Required work: All lines of the listing that contain "iMBC" should be shown in full.

Source material:

--

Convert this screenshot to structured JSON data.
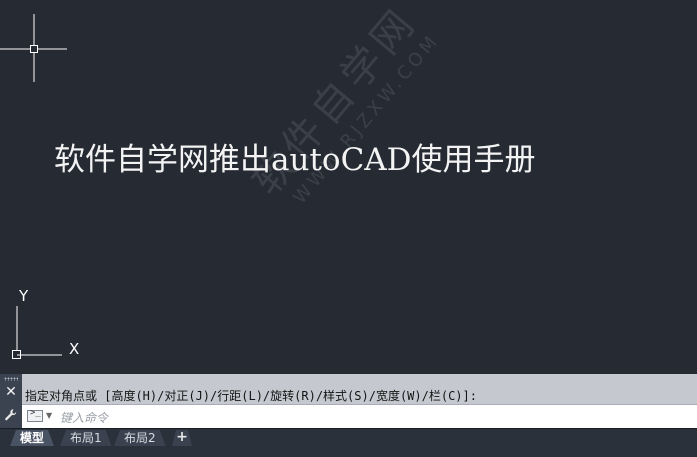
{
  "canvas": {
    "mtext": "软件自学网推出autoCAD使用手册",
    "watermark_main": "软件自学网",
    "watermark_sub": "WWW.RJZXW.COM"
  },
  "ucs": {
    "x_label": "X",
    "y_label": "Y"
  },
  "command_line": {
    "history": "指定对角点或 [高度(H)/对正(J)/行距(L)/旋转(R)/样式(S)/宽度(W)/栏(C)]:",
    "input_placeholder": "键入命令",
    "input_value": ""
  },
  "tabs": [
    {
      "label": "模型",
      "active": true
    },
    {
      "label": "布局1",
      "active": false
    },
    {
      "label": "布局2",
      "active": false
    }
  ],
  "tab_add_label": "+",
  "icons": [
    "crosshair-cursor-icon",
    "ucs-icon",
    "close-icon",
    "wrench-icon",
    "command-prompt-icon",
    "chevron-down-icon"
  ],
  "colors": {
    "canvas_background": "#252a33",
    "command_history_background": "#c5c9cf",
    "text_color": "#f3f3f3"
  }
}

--

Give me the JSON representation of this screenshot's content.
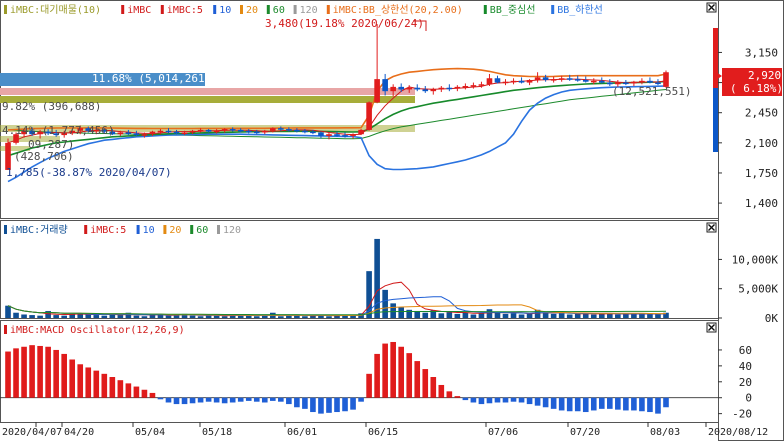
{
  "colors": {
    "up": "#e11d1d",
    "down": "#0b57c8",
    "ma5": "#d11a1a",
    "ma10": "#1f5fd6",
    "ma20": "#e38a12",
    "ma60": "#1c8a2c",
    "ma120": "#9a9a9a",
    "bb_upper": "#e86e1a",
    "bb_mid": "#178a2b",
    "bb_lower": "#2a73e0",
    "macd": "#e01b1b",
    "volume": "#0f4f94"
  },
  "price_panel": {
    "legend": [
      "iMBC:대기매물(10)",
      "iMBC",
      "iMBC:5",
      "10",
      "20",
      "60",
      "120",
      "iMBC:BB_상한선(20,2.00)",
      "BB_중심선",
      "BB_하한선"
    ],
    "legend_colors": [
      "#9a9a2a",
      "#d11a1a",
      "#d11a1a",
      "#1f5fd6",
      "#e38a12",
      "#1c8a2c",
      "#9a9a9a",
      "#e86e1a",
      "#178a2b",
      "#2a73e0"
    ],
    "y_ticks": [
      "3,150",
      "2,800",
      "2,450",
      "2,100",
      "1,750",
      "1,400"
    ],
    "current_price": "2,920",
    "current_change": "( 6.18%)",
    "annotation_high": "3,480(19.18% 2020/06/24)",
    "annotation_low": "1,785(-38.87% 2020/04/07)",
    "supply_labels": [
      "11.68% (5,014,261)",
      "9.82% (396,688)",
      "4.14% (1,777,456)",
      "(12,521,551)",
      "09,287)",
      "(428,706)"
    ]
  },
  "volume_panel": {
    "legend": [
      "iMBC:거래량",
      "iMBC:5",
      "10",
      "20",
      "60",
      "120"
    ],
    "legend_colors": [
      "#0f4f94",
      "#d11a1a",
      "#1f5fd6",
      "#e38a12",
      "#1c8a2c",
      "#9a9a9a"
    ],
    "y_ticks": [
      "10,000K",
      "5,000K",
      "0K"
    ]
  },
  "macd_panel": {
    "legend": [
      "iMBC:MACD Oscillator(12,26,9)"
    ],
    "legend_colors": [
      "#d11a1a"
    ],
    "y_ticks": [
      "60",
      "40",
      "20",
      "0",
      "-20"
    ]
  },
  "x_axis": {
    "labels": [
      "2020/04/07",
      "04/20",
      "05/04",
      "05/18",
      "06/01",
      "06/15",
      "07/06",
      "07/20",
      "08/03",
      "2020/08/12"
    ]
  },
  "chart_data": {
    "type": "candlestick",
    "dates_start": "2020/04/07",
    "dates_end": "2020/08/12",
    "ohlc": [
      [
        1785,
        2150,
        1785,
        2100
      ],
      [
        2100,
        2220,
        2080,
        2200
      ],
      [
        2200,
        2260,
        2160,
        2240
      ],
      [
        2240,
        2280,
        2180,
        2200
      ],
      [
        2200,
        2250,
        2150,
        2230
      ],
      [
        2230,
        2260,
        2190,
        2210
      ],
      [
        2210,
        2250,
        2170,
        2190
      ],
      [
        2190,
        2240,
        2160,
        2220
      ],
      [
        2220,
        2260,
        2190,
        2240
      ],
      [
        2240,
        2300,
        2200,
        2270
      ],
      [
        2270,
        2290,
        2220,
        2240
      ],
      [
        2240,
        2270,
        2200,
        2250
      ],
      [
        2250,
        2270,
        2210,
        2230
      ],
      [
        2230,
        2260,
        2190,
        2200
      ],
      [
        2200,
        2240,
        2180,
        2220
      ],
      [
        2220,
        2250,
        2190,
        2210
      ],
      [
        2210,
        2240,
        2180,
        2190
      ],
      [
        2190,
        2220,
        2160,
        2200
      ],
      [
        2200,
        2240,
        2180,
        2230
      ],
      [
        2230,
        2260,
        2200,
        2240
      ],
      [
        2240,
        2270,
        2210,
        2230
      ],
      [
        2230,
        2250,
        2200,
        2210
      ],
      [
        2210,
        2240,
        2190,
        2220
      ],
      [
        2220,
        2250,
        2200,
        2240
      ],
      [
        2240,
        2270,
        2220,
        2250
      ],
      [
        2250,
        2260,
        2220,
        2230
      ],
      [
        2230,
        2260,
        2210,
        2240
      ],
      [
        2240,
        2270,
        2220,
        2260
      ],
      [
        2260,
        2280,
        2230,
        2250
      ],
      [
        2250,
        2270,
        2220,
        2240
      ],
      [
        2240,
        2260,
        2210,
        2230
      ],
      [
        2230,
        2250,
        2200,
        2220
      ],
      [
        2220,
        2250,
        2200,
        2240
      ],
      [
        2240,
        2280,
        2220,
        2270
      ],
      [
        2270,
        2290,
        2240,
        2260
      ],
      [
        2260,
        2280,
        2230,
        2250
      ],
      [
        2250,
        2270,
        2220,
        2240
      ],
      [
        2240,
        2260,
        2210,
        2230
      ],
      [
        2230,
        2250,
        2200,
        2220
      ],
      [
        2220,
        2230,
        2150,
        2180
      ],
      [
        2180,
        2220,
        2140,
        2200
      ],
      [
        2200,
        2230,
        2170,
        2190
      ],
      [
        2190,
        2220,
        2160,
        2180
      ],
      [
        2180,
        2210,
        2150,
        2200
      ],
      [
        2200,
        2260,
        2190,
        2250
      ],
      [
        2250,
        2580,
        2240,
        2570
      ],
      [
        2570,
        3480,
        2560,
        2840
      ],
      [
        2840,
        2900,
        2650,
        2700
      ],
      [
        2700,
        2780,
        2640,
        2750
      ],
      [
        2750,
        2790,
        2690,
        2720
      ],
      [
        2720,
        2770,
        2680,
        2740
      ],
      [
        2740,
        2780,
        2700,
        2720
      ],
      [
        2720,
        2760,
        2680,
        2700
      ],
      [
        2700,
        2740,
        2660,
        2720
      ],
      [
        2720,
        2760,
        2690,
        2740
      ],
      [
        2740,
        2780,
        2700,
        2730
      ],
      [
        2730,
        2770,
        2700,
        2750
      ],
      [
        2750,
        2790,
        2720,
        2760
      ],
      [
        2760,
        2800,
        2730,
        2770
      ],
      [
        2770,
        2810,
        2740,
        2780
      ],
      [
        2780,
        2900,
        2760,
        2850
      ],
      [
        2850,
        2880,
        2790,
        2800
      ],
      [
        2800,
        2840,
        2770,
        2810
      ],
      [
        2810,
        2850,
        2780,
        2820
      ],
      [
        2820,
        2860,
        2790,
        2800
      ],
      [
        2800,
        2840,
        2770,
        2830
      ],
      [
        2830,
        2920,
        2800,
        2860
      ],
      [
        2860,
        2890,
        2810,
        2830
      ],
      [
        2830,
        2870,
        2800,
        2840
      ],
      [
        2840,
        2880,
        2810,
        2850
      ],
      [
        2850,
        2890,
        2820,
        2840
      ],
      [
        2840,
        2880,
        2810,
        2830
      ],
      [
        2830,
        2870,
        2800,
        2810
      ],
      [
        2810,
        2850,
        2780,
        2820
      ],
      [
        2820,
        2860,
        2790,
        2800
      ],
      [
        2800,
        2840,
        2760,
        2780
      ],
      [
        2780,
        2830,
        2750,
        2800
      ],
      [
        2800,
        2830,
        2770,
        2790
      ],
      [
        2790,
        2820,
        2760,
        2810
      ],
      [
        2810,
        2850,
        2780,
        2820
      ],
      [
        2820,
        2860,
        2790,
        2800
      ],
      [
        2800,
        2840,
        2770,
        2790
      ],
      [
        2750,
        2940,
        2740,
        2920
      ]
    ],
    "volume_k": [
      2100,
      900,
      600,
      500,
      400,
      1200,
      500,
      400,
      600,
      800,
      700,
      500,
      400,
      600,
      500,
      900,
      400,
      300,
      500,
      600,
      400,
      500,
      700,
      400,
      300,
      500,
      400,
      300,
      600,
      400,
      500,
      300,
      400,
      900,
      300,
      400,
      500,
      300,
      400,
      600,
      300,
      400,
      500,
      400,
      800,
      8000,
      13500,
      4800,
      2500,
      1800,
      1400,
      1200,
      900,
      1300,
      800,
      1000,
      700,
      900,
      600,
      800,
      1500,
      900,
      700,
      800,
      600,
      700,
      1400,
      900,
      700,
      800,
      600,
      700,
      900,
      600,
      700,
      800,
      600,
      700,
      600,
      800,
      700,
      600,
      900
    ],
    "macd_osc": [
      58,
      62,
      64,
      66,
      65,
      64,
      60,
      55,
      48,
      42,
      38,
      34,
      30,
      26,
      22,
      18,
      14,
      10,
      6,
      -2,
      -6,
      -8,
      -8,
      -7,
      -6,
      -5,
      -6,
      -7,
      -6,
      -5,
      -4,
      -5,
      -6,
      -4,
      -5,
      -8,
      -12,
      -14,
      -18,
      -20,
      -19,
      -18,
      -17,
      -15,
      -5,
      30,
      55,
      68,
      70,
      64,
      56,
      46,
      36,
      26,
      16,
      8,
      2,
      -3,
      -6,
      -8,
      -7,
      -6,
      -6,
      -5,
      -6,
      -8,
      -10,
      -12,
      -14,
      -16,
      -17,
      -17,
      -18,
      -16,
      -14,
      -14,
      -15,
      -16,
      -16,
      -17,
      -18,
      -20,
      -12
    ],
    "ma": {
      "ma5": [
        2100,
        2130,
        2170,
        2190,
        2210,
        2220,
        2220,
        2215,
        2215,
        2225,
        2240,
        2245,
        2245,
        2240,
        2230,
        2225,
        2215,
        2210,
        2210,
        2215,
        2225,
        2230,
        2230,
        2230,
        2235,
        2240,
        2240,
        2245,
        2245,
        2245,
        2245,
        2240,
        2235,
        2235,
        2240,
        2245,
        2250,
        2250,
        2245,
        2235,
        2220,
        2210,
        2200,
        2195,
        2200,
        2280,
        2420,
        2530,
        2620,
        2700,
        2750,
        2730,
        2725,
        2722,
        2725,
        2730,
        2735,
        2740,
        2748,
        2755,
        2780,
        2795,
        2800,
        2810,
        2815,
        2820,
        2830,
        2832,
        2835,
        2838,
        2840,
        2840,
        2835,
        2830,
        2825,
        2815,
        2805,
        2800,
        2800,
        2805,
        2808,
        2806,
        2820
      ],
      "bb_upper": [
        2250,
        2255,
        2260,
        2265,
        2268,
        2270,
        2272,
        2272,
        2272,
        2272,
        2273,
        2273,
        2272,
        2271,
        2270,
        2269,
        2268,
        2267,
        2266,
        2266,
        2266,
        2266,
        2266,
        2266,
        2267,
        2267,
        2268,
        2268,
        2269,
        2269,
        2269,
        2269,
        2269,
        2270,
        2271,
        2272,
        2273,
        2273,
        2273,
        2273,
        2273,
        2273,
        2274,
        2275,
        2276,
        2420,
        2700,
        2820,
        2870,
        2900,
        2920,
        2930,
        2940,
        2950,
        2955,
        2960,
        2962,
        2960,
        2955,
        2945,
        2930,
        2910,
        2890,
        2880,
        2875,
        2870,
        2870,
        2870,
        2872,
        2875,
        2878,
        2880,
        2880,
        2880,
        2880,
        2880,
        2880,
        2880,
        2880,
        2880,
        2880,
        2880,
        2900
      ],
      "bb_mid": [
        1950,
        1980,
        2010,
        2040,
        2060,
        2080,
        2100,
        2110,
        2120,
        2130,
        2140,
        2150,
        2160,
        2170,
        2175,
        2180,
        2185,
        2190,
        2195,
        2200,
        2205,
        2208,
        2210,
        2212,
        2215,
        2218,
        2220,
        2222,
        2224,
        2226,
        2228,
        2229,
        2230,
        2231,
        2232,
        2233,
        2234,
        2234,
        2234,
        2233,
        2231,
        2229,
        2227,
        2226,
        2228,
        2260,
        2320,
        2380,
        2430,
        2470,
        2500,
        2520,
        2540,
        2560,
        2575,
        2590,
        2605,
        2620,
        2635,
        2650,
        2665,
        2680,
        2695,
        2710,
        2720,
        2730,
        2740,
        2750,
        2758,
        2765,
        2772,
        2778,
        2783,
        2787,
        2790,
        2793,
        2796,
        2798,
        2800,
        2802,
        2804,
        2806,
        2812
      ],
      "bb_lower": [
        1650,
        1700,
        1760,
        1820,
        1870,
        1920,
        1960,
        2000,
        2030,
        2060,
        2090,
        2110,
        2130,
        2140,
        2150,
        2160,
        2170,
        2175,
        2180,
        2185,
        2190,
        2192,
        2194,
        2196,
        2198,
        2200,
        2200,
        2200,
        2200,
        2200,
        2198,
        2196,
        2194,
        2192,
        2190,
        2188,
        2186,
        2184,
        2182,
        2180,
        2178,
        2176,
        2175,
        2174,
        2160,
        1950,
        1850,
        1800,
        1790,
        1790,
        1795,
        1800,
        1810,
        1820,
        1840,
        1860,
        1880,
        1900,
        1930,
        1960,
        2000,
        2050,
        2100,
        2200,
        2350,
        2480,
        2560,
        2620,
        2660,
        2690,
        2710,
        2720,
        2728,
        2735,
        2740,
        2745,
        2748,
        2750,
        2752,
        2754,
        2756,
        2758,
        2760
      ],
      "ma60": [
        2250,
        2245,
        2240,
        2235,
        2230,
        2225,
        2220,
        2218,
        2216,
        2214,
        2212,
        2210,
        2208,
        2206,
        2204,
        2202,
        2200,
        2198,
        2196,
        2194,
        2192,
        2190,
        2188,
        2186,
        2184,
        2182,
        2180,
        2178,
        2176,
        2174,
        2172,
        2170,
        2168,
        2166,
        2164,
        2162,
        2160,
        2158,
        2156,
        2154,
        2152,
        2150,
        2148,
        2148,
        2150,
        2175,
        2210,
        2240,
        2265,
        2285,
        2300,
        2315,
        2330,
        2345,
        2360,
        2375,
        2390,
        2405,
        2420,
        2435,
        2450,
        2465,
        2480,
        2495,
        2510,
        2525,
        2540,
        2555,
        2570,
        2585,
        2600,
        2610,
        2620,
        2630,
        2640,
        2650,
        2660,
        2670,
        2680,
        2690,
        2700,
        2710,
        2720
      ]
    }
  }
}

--

Your response:
      "iMBC:대기매물(10)",
      "iMBC",
      "iMBC:5",
      "iMBC:BB_상한선(20,2.00)",
      "iMBC:거래량",
      "iMBC:5",
      "iMBC:MACD Oscillator(12,26,9)"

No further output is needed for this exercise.